----- Listed records -----
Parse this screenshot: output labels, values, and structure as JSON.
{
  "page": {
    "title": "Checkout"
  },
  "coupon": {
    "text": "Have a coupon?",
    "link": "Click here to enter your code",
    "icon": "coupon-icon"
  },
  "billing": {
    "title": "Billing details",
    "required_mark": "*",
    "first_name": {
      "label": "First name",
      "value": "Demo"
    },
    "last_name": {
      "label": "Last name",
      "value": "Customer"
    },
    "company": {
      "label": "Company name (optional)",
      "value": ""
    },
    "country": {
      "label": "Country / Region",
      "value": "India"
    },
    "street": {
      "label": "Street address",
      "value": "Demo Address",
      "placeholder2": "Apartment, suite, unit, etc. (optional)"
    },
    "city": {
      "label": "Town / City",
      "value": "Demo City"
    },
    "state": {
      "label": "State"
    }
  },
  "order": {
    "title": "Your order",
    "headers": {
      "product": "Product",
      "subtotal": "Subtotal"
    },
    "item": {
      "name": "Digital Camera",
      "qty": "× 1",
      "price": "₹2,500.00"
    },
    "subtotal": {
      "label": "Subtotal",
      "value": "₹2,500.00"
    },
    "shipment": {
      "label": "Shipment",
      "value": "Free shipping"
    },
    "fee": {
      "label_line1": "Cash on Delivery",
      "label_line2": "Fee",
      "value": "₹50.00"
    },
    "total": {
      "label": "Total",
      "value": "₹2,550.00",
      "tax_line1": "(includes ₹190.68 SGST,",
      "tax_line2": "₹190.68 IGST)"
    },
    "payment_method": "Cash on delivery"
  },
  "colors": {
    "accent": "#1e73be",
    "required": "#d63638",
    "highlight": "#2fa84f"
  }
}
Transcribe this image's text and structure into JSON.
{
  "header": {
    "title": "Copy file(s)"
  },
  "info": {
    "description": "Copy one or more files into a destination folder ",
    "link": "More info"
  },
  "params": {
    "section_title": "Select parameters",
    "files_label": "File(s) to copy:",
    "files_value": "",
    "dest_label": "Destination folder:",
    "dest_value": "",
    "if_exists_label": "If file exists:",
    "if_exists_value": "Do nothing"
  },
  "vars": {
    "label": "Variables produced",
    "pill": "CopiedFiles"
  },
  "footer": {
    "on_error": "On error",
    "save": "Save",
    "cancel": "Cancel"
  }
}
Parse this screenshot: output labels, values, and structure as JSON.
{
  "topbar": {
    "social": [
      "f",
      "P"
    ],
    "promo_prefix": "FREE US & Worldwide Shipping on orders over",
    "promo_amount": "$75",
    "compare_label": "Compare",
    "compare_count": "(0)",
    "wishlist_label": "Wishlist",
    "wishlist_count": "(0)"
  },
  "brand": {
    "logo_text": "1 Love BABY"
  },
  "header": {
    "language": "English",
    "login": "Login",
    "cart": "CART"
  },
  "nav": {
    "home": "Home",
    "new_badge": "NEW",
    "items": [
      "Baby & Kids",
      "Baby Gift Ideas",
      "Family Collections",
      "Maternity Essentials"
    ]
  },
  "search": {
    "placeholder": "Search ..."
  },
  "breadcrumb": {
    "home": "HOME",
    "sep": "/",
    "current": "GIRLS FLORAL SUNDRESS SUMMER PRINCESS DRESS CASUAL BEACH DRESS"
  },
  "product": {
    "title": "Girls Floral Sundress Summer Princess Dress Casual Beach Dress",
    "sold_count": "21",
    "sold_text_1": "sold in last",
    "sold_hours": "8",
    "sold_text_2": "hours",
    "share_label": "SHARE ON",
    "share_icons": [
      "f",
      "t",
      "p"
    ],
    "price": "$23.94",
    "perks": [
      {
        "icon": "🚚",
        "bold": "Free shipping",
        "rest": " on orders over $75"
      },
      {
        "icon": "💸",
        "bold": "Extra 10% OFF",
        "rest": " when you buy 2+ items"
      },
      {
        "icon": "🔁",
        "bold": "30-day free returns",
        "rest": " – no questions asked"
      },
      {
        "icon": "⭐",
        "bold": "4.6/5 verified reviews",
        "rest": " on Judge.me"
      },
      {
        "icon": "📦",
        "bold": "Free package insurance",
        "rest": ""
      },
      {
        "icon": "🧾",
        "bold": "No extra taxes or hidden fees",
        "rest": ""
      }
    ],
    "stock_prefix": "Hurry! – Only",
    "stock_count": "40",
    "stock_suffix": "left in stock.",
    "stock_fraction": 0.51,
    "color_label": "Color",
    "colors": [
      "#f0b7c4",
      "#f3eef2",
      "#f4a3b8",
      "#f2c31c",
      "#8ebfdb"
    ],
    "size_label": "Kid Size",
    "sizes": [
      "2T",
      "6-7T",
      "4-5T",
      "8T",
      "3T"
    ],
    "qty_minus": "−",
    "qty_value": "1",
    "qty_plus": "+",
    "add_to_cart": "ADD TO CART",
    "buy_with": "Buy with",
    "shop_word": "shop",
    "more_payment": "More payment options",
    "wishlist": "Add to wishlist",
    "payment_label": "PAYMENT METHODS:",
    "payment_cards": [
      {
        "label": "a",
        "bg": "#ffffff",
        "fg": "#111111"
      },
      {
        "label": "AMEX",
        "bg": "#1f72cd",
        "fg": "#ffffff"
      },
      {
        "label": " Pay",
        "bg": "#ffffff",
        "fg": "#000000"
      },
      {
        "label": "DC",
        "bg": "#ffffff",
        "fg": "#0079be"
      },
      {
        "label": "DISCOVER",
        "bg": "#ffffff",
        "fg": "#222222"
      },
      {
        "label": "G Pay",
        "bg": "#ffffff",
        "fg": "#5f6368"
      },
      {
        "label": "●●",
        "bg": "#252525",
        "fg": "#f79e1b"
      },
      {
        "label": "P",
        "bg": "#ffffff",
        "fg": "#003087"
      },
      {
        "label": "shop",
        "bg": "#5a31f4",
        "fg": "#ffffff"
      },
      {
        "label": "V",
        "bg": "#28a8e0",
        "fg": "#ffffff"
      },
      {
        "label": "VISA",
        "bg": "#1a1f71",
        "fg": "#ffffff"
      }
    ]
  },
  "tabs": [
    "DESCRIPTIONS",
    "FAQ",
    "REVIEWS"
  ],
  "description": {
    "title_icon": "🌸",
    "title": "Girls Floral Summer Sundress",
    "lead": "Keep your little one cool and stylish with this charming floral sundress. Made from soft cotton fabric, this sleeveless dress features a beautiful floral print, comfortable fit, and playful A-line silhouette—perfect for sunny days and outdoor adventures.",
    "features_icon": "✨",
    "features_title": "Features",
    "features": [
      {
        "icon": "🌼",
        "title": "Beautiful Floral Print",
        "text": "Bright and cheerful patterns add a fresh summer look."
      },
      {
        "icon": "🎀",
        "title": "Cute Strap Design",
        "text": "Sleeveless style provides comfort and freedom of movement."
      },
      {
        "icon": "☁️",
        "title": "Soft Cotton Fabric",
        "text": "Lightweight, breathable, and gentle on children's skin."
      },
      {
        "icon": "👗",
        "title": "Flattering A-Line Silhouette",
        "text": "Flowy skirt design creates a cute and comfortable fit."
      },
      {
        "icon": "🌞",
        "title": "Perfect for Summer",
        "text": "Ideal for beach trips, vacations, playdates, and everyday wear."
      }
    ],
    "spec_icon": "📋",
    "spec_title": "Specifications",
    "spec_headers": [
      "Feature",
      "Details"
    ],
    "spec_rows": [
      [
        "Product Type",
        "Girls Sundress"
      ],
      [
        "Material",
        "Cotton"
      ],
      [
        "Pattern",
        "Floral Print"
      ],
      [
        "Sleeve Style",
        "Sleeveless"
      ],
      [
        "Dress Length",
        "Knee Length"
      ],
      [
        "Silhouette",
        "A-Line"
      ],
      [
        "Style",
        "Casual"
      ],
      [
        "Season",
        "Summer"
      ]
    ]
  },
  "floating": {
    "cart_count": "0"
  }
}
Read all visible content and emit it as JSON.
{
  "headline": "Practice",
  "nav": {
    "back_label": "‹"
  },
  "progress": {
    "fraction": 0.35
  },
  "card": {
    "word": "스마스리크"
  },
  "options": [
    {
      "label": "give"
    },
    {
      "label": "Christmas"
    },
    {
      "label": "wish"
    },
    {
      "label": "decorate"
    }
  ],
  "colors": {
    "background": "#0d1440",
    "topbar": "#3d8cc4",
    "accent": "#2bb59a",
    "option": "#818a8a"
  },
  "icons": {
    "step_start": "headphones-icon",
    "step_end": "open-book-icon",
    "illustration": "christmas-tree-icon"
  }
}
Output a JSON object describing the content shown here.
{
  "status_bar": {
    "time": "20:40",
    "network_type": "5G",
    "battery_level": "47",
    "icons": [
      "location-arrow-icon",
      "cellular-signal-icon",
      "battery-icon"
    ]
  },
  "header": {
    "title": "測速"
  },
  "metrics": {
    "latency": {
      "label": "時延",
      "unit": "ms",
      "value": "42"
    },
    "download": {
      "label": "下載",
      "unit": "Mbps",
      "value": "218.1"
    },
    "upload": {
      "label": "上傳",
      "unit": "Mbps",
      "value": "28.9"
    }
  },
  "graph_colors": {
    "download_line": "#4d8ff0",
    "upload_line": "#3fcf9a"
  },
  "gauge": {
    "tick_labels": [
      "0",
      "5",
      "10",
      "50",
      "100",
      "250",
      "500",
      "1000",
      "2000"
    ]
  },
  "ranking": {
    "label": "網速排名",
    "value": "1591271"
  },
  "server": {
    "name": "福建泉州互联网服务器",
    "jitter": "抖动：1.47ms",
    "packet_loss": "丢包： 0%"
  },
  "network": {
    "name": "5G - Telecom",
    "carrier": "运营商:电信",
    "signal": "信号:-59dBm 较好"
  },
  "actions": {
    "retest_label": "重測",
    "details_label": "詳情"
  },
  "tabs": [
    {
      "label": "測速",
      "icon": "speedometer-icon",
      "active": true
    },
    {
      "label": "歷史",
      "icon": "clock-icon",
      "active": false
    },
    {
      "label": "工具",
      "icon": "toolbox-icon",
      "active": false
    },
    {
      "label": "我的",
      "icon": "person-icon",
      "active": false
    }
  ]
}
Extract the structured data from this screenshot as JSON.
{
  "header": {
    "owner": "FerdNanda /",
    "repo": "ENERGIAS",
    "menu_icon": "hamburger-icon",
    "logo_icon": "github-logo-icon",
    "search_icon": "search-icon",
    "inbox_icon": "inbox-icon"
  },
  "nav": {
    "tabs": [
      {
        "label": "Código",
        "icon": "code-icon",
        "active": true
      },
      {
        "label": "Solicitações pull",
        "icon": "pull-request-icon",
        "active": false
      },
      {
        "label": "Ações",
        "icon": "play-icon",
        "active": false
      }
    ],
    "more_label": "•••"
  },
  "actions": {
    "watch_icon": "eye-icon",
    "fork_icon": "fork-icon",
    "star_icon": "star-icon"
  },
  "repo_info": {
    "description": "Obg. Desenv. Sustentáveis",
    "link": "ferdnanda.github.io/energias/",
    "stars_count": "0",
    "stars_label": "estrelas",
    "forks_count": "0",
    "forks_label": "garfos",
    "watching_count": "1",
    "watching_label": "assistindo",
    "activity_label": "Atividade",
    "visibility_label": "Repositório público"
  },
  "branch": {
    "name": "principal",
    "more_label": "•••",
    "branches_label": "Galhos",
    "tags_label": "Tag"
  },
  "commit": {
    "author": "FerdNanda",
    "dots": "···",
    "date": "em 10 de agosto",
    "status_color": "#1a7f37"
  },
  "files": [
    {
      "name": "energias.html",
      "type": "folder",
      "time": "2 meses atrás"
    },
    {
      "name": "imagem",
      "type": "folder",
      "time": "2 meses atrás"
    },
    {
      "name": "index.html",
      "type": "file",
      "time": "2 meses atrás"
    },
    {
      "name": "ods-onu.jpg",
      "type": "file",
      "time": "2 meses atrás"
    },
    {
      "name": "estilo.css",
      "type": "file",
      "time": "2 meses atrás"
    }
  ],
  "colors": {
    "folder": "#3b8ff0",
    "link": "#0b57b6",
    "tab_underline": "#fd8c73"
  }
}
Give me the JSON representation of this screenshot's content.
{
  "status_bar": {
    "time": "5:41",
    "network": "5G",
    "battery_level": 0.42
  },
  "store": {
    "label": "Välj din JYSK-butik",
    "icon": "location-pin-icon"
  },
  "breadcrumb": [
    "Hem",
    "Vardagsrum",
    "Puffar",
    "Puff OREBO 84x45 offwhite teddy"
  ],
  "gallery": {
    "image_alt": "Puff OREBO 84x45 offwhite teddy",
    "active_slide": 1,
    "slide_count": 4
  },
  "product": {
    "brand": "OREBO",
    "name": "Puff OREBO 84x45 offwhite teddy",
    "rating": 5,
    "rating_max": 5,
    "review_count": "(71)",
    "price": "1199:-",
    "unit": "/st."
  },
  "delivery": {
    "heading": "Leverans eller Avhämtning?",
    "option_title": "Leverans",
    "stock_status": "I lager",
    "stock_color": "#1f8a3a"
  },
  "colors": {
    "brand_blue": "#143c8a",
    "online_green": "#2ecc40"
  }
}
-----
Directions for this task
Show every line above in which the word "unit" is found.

Response for this exercise
      "placeholder2": "Apartment, suite, unit, etc. (optional)"
      "unit": "ms",
      "unit": "Mbps",
      "unit": "Mbps",
    "unit": "/st."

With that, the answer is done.